Our accounts

Stocks and Shares ISA

I first put £150 into a Stocks & Shares ISA (Individual Savings Account) in April 2015 and have been investing monthly ever since.  The monthly amounts have ranged from £50 when times have been tough to £300 when we’ve had enough to do so. We’ve never had a lump sum to put away, the most important thing has been depositing the money and letting it grow.
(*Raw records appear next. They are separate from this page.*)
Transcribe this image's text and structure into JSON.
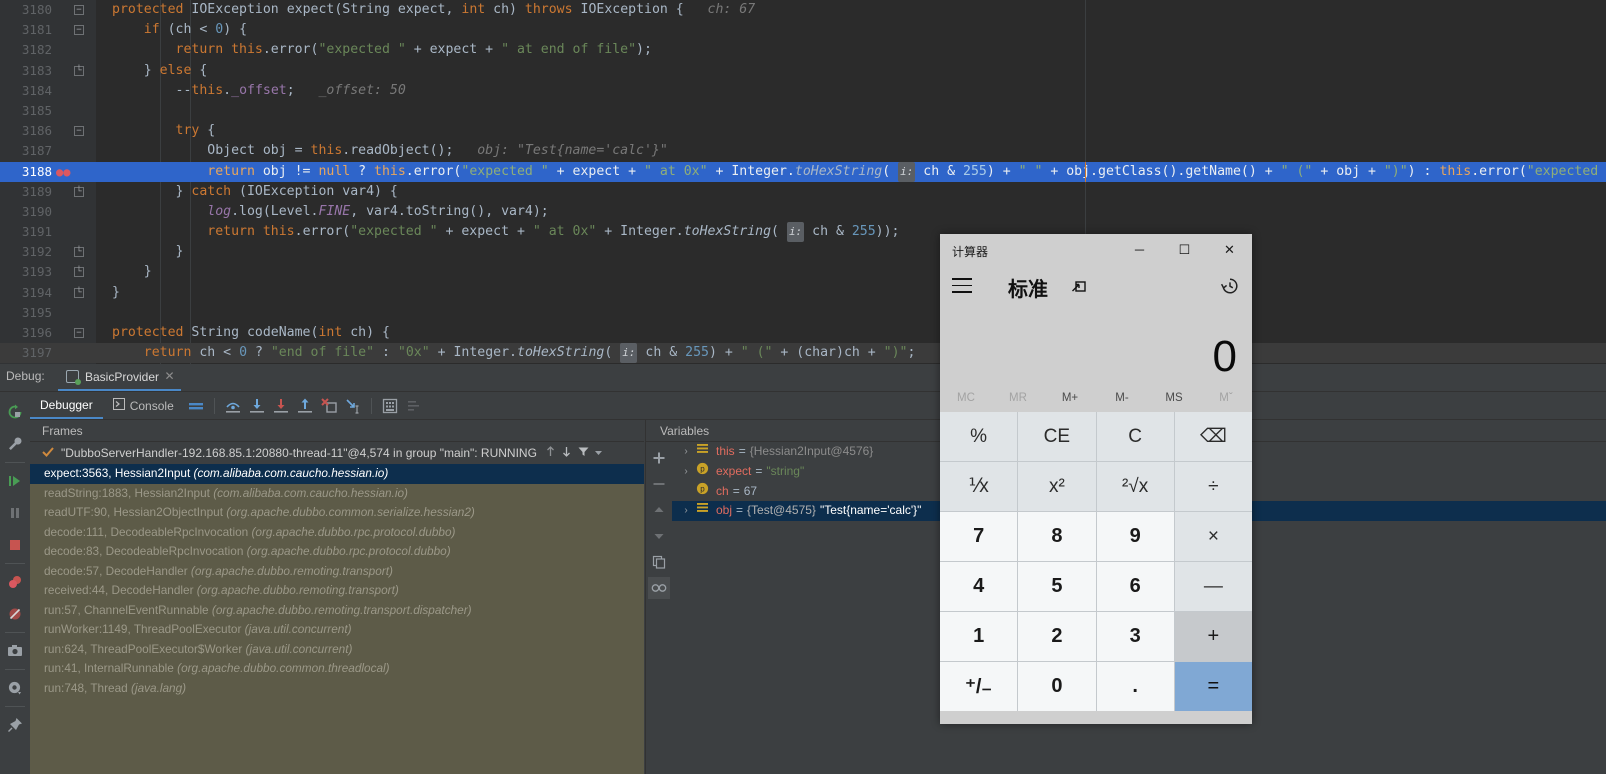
{
  "editor": {
    "lines": [
      {
        "num": "3180",
        "fold": "open",
        "bp": "",
        "hl": false,
        "tokens": [
          {
            "t": "protected ",
            "c": "kw"
          },
          {
            "t": "IOException ",
            "c": "plain"
          },
          {
            "t": "expect",
            "c": "plain"
          },
          {
            "t": "(",
            "c": "plain"
          },
          {
            "t": "String ",
            "c": "plain"
          },
          {
            "t": "expect",
            "c": "plain"
          },
          {
            "t": ", ",
            "c": "plain"
          },
          {
            "t": "int",
            "c": "kw"
          },
          {
            "t": " ch) ",
            "c": "plain"
          },
          {
            "t": "throws ",
            "c": "kw"
          },
          {
            "t": "IOException {",
            "c": "plain"
          },
          {
            "t": "   ch: 67",
            "c": "hint"
          }
        ]
      },
      {
        "num": "3181",
        "fold": "open",
        "bp": "",
        "hl": false,
        "tokens": [
          {
            "t": "    if",
            "c": "kw"
          },
          {
            "t": " (ch ",
            "c": "plain"
          },
          {
            "t": "<",
            "c": "plain"
          },
          {
            "t": " ",
            "c": "plain"
          },
          {
            "t": "0",
            "c": "num"
          },
          {
            "t": ") {",
            "c": "plain"
          }
        ]
      },
      {
        "num": "3182",
        "fold": "",
        "bp": "",
        "hl": false,
        "tokens": [
          {
            "t": "        return ",
            "c": "kw"
          },
          {
            "t": "this",
            "c": "kw"
          },
          {
            "t": ".error(",
            "c": "plain"
          },
          {
            "t": "\"expected \"",
            "c": "str"
          },
          {
            "t": " + expect + ",
            "c": "plain"
          },
          {
            "t": "\" at end of file\"",
            "c": "str"
          },
          {
            "t": ");",
            "c": "plain"
          }
        ]
      },
      {
        "num": "3183",
        "fold": "close",
        "bp": "",
        "hl": false,
        "tokens": [
          {
            "t": "    } ",
            "c": "plain"
          },
          {
            "t": "else",
            "c": "kw"
          },
          {
            "t": " {",
            "c": "plain"
          }
        ]
      },
      {
        "num": "3184",
        "fold": "",
        "bp": "",
        "hl": false,
        "tokens": [
          {
            "t": "        --",
            "c": "plain"
          },
          {
            "t": "this",
            "c": "kw"
          },
          {
            "t": ".",
            "c": "plain"
          },
          {
            "t": "_offset",
            "c": "fld"
          },
          {
            "t": ";",
            "c": "plain"
          },
          {
            "t": "   _offset: 50",
            "c": "hint"
          }
        ]
      },
      {
        "num": "3185",
        "fold": "",
        "bp": "",
        "hl": false,
        "tokens": []
      },
      {
        "num": "3186",
        "fold": "open",
        "bp": "",
        "hl": false,
        "tokens": [
          {
            "t": "        try",
            "c": "kw"
          },
          {
            "t": " {",
            "c": "plain"
          }
        ]
      },
      {
        "num": "3187",
        "fold": "",
        "bp": "",
        "hl": false,
        "tokens": [
          {
            "t": "            Object obj = ",
            "c": "plain"
          },
          {
            "t": "this",
            "c": "kw"
          },
          {
            "t": ".readObject();",
            "c": "plain"
          },
          {
            "t": "   obj: \"Test{name='calc'}\"",
            "c": "hint"
          }
        ]
      },
      {
        "num": "3188",
        "fold": "",
        "bp": "bp",
        "hl": true,
        "tokens": [
          {
            "t": "            return ",
            "c": "kw"
          },
          {
            "t": "obj != ",
            "c": "plain"
          },
          {
            "t": "null",
            "c": "kw"
          },
          {
            "t": " ? ",
            "c": "plain"
          },
          {
            "t": "this",
            "c": "kw"
          },
          {
            "t": ".error(",
            "c": "plain"
          },
          {
            "t": "\"expected \"",
            "c": "str"
          },
          {
            "t": " + expect + ",
            "c": "plain"
          },
          {
            "t": "\" at 0x\"",
            "c": "str"
          },
          {
            "t": " + Integer.",
            "c": "plain"
          },
          {
            "t": "toHexString",
            "c": "mth-it"
          },
          {
            "t": "( ",
            "c": "plain"
          },
          {
            "t": "i:",
            "c": "chip"
          },
          {
            "t": " ch & ",
            "c": "plain"
          },
          {
            "t": "255",
            "c": "num"
          },
          {
            "t": ") + ",
            "c": "plain"
          },
          {
            "t": "\" \"",
            "c": "str"
          },
          {
            "t": " + obj.getClass().getName() + ",
            "c": "plain"
          },
          {
            "t": "\" (\"",
            "c": "str"
          },
          {
            "t": " + obj + ",
            "c": "plain"
          },
          {
            "t": "\")\"",
            "c": "str"
          },
          {
            "t": ") : ",
            "c": "plain"
          },
          {
            "t": "this",
            "c": "kw"
          },
          {
            "t": ".error(",
            "c": "plain"
          },
          {
            "t": "\"expected",
            "c": "str"
          }
        ]
      },
      {
        "num": "3189",
        "fold": "close",
        "bp": "",
        "hl": false,
        "tokens": [
          {
            "t": "        } ",
            "c": "plain"
          },
          {
            "t": "catch",
            "c": "kw"
          },
          {
            "t": " (IOException var4) {",
            "c": "plain"
          }
        ]
      },
      {
        "num": "3190",
        "fold": "",
        "bp": "",
        "hl": false,
        "tokens": [
          {
            "t": "            ",
            "c": "plain"
          },
          {
            "t": "log",
            "c": "static-it"
          },
          {
            "t": ".log(Level.",
            "c": "plain"
          },
          {
            "t": "FINE",
            "c": "static-it"
          },
          {
            "t": ", var4.toString(), var4);",
            "c": "plain"
          }
        ]
      },
      {
        "num": "3191",
        "fold": "",
        "bp": "",
        "hl": false,
        "tokens": [
          {
            "t": "            return ",
            "c": "kw"
          },
          {
            "t": "this",
            "c": "kw"
          },
          {
            "t": ".error(",
            "c": "plain"
          },
          {
            "t": "\"expected \"",
            "c": "str"
          },
          {
            "t": " + expect + ",
            "c": "plain"
          },
          {
            "t": "\" at 0x\"",
            "c": "str"
          },
          {
            "t": " + Integer.",
            "c": "plain"
          },
          {
            "t": "toHexString",
            "c": "mth-it"
          },
          {
            "t": "( ",
            "c": "plain"
          },
          {
            "t": "i:",
            "c": "chip"
          },
          {
            "t": " ch & ",
            "c": "plain"
          },
          {
            "t": "255",
            "c": "num"
          },
          {
            "t": "));",
            "c": "plain"
          }
        ]
      },
      {
        "num": "3192",
        "fold": "close",
        "bp": "",
        "hl": false,
        "tokens": [
          {
            "t": "        }",
            "c": "plain"
          }
        ]
      },
      {
        "num": "3193",
        "fold": "close",
        "bp": "",
        "hl": false,
        "tokens": [
          {
            "t": "    }",
            "c": "plain"
          }
        ]
      },
      {
        "num": "3194",
        "fold": "close",
        "bp": "",
        "hl": false,
        "tokens": [
          {
            "t": "}",
            "c": "plain"
          }
        ]
      },
      {
        "num": "3195",
        "fold": "",
        "bp": "",
        "hl": false,
        "tokens": []
      },
      {
        "num": "3196",
        "fold": "open",
        "bp": "",
        "hl": false,
        "tokens": [
          {
            "t": "protected ",
            "c": "kw"
          },
          {
            "t": "String ",
            "c": "plain"
          },
          {
            "t": "codeName",
            "c": "plain"
          },
          {
            "t": "(",
            "c": "plain"
          },
          {
            "t": "int",
            "c": "kw"
          },
          {
            "t": " ch) {",
            "c": "plain"
          }
        ]
      },
      {
        "num": "3197",
        "fold": "",
        "bp": "",
        "hl": false,
        "soft": true,
        "tokens": [
          {
            "t": "    return ",
            "c": "kw"
          },
          {
            "t": "ch ",
            "c": "plain"
          },
          {
            "t": "< ",
            "c": "plain"
          },
          {
            "t": "0",
            "c": "num"
          },
          {
            "t": " ? ",
            "c": "plain"
          },
          {
            "t": "\"end of file\"",
            "c": "str"
          },
          {
            "t": " : ",
            "c": "plain"
          },
          {
            "t": "\"0x\"",
            "c": "str"
          },
          {
            "t": " + Integer.",
            "c": "plain"
          },
          {
            "t": "toHexString",
            "c": "mth-it"
          },
          {
            "t": "( ",
            "c": "plain"
          },
          {
            "t": "i:",
            "c": "chip"
          },
          {
            "t": " ch & ",
            "c": "plain"
          },
          {
            "t": "255",
            "c": "num"
          },
          {
            "t": ") + ",
            "c": "plain"
          },
          {
            "t": "\" (\"",
            "c": "str"
          },
          {
            "t": " + (char)ch + ",
            "c": "plain"
          },
          {
            "t": "\")\"",
            "c": "str"
          },
          {
            "t": ";",
            "c": "plain"
          }
        ]
      }
    ]
  },
  "debug": {
    "label": "Debug:",
    "session_tab": "BasicProvider",
    "tabs": [
      {
        "label": "Debugger",
        "active": true
      },
      {
        "label": "Console",
        "active": false
      }
    ],
    "toolbar_icons": [
      "mute-breakpoints-icon",
      "step-over-icon",
      "step-into-icon",
      "force-step-into-icon",
      "step-out-icon",
      "run-to-cursor-icon",
      "drop-frame-icon",
      "evaluate-expression-icon",
      "settings-list-icon"
    ],
    "rail_icons": [
      "rerun-icon",
      "wrench-icon",
      "resume-icon",
      "pause-icon",
      "stop-icon",
      "view-breakpoints-icon",
      "mute-breakpoints-icon",
      "camera-icon",
      "settings-gear-icon",
      "pin-icon"
    ],
    "frames": {
      "title": "Frames",
      "thread": "\"DubboServerHandler-192.168.85.1:20880-thread-11\"@4,574 in group \"main\": RUNNING",
      "tools": [
        "arrow-up-icon",
        "arrow-down-icon",
        "filter-icon",
        "chevron-down-icon"
      ],
      "items": [
        {
          "method": "expect:3563, Hessian2Input ",
          "pkg": "(com.alibaba.com.caucho.hessian.io)",
          "selected": true
        },
        {
          "method": "readString:1883, Hessian2Input ",
          "pkg": "(com.alibaba.com.caucho.hessian.io)",
          "selected": false
        },
        {
          "method": "readUTF:90, Hessian2ObjectInput ",
          "pkg": "(org.apache.dubbo.common.serialize.hessian2)",
          "selected": false
        },
        {
          "method": "decode:111, DecodeableRpcInvocation ",
          "pkg": "(org.apache.dubbo.rpc.protocol.dubbo)",
          "selected": false
        },
        {
          "method": "decode:83, DecodeableRpcInvocation ",
          "pkg": "(org.apache.dubbo.rpc.protocol.dubbo)",
          "selected": false
        },
        {
          "method": "decode:57, DecodeHandler ",
          "pkg": "(org.apache.dubbo.remoting.transport)",
          "selected": false
        },
        {
          "method": "received:44, DecodeHandler ",
          "pkg": "(org.apache.dubbo.remoting.transport)",
          "selected": false
        },
        {
          "method": "run:57, ChannelEventRunnable ",
          "pkg": "(org.apache.dubbo.remoting.transport.dispatcher)",
          "selected": false
        },
        {
          "method": "runWorker:1149, ThreadPoolExecutor ",
          "pkg": "(java.util.concurrent)",
          "selected": false
        },
        {
          "method": "run:624, ThreadPoolExecutor$Worker ",
          "pkg": "(java.util.concurrent)",
          "selected": false
        },
        {
          "method": "run:41, InternalRunnable ",
          "pkg": "(org.apache.dubbo.common.threadlocal)",
          "selected": false
        },
        {
          "method": "run:748, Thread ",
          "pkg": "(java.lang)",
          "selected": false
        }
      ]
    },
    "variables": {
      "title": "Variables",
      "rail_icons": [
        "plus-icon",
        "minus-icon",
        "arrow-up-icon",
        "arrow-down-icon",
        "copy-icon",
        "watches-icon"
      ],
      "items": [
        {
          "twisty": "›",
          "kind": "field",
          "name": "this",
          "eq": " = ",
          "ref": "{Hessian2Input@4576}",
          "value": "",
          "selected": false
        },
        {
          "twisty": "›",
          "kind": "param",
          "name": "expect",
          "eq": " = ",
          "ref": "",
          "value": "\"string\"",
          "selected": false
        },
        {
          "twisty": "",
          "kind": "param",
          "name": "ch",
          "eq": " = ",
          "ref": "",
          "value": "67",
          "selected": false
        },
        {
          "twisty": "›",
          "kind": "field",
          "name": "obj",
          "eq": " = ",
          "ref": "{Test@4575}",
          "value": "\"Test{name='calc'}\"",
          "selected": true
        }
      ]
    }
  },
  "calculator": {
    "title": "计算器",
    "window_buttons": [
      {
        "name": "minimize-button",
        "glyph": "─"
      },
      {
        "name": "maximize-button",
        "glyph": "☐"
      },
      {
        "name": "close-button",
        "glyph": "✕"
      }
    ],
    "menu_icon": "hamburger-menu-icon",
    "mode": "标准",
    "keep_on_top_icon": "keep-on-top-icon",
    "history_icon": "history-icon",
    "display_value": "0",
    "memory": [
      {
        "label": "MC",
        "dim": true
      },
      {
        "label": "MR",
        "dim": true
      },
      {
        "label": "M+",
        "dim": false
      },
      {
        "label": "M-",
        "dim": false
      },
      {
        "label": "MS",
        "dim": false
      },
      {
        "label": "Mˇ",
        "dim": true
      }
    ],
    "keys": [
      {
        "label": "%",
        "style": "op",
        "name": "key-percent"
      },
      {
        "label": "CE",
        "style": "op",
        "name": "key-clear-entry"
      },
      {
        "label": "C",
        "style": "op",
        "name": "key-clear"
      },
      {
        "label": "⌫",
        "style": "op",
        "name": "key-backspace"
      },
      {
        "label": "⅟x",
        "style": "op",
        "name": "key-reciprocal"
      },
      {
        "label": "x²",
        "style": "op",
        "name": "key-square"
      },
      {
        "label": "²√x",
        "style": "op",
        "name": "key-square-root"
      },
      {
        "label": "÷",
        "style": "op",
        "name": "key-divide"
      },
      {
        "label": "7",
        "style": "num",
        "name": "key-7"
      },
      {
        "label": "8",
        "style": "num",
        "name": "key-8"
      },
      {
        "label": "9",
        "style": "num",
        "name": "key-9"
      },
      {
        "label": "×",
        "style": "op",
        "name": "key-multiply"
      },
      {
        "label": "4",
        "style": "num",
        "name": "key-4"
      },
      {
        "label": "5",
        "style": "num",
        "name": "key-5"
      },
      {
        "label": "6",
        "style": "num",
        "name": "key-6"
      },
      {
        "label": "—",
        "style": "op",
        "name": "key-subtract"
      },
      {
        "label": "1",
        "style": "num",
        "name": "key-1"
      },
      {
        "label": "2",
        "style": "num",
        "name": "key-2"
      },
      {
        "label": "3",
        "style": "num",
        "name": "key-3"
      },
      {
        "label": "+",
        "style": "plus",
        "name": "key-add"
      },
      {
        "label": "⁺/₋",
        "style": "num",
        "name": "key-sign"
      },
      {
        "label": "0",
        "style": "num",
        "name": "key-0"
      },
      {
        "label": ".",
        "style": "num",
        "name": "key-decimal"
      },
      {
        "label": "=",
        "style": "eq",
        "name": "key-equals"
      }
    ]
  }
}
Buy and hold.  It seems to be working so far.

Help to Buy ISA

I first read about these on the Money Saving Expert website.  Basically you can deposit up to £1200 in the first month you open the account and then a maximum of £200 in subsequent months.  The UK government then tops up your contributions by 25% when you buy your first property (as long as you have a minimum of £1600 saved up).  This seems like a great deal however there are terms and conditions to look out for.  Particularly the value of the property you’re buying and whether it is in or out of London.  You also won’t get the bonus to help with the deposit which has thrown a few people.  Still, since opening this account in December 2015 and contributing to it every month, I’m surprised at how quickly our contributions added up.

For more information about H2B ISAs, check out the Moneysaving Expert website

Lifetime ISA

This is a relatively new product launched in the last year.  Anyone aged 18-39 can open a LISA account and contribute up to £4000 in the tax year.  The government will then top this amount up by 25%.  Although it sounds very similar to the H2B ISA above, there are a few key differences.  The money saved in a LISA can only be used to buy your first property or for your retirement otherwise you will be hit by a 25% penalty when you withdraw funds.  You can invest in stocks or cash with the LISA but there aren’t many providers out there and only one who has the cash ISA with a not so great interest rate.  A strategy that many people are employing (ourselves included) is transferring their H2B ISA into a Lifetime ISA as for the first year only, the government will pay the 25% bonus on all of it.

For more information about Lifetime ISAs, check out the Moneysaving Expert website

Our strategy

Currently we have a Stocks & Shares ISA, a cash Lifetime ISA (with our transferred H2B ISA amount) which we just received the very first bonus payment for, and a regular savings account that pays slightly higher interest rate.  We’re hoping to put more money towards our deposit fund in the coming months as I am back at work and that October deadline is rapidly approaching!

I think no matter how you’re saving for a deposit/downpayment for a home, the most important thing is to be consistent with your savings and put something away regularly (we found monthly was best for us as that’s how we’re paid).

How did you end up saving for a deposit or another large purchase?